One such case was illustrated earlier this year by Amazon’s admission that its AI engine for hiring discriminated against women. Lou Adler of the Adler Group says this could be just the tip of the iceberg. “I suspect the AI algorithms used also discriminated against anyone who could do the work but who don’t pass the less-than-scientific screening criteria listed on the job description. This includes all diverse and high-potential talent who accomplish more with a different skillset.”
At a time when recruiters are under pressure to avoid the appearance of unconscious (let alone conscious) bias, reliance on “black box” algorithms is unwise.
The rush into AI is another consequence of the basic problem: too much focus on being more efficient in filling vacancies, rather than hiring the strongest and most diverse talent possible.
A cultural fit and the human touch
I want to be as clear as possible here. Companies should use LinkedIn and other social media platforms when going to market to look for talent. If you want to use AI to filter through a huge batch of CVs as well, sure, go for it.
However, these should only be elements of a cohesive and thorough recruitment strategy. Don’t forget referral networks. Don’t forget the fact that specialist agencies will have extensive knowledge of the talent pool, and subsequently may be able to advise on which individuals are the best possible fit for a given role or company.
Successful enterprises know the value of a rigorous recruitment process.
This may involve an element of standardisation but should also retain specialist human input. It may also involve a mixture of channels, including online specialist media and specialist consultancy.

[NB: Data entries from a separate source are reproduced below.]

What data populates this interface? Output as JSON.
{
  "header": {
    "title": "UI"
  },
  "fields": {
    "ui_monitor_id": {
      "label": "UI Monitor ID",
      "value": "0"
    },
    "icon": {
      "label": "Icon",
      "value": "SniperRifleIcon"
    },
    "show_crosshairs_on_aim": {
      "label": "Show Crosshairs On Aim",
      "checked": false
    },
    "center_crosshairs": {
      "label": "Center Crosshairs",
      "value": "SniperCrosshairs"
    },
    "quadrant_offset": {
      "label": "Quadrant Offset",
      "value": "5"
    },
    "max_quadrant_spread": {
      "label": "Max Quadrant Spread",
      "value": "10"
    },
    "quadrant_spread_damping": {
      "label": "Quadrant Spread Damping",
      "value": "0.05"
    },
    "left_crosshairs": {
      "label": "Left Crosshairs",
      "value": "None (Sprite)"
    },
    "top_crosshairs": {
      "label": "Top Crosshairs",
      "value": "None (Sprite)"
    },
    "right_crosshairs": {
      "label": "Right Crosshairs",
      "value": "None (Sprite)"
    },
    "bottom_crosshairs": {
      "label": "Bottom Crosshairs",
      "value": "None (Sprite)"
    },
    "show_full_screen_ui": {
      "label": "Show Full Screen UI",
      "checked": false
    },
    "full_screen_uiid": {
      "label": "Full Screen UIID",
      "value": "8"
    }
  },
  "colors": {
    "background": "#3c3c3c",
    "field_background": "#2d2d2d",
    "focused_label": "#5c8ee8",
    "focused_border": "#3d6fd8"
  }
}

Your efforts to find the best possible talent shouldn’t be restrictive and cost driven. Finding the right person for the right role will repay any costs of recruitment many times over.
I would be happy to hear your thoughts here.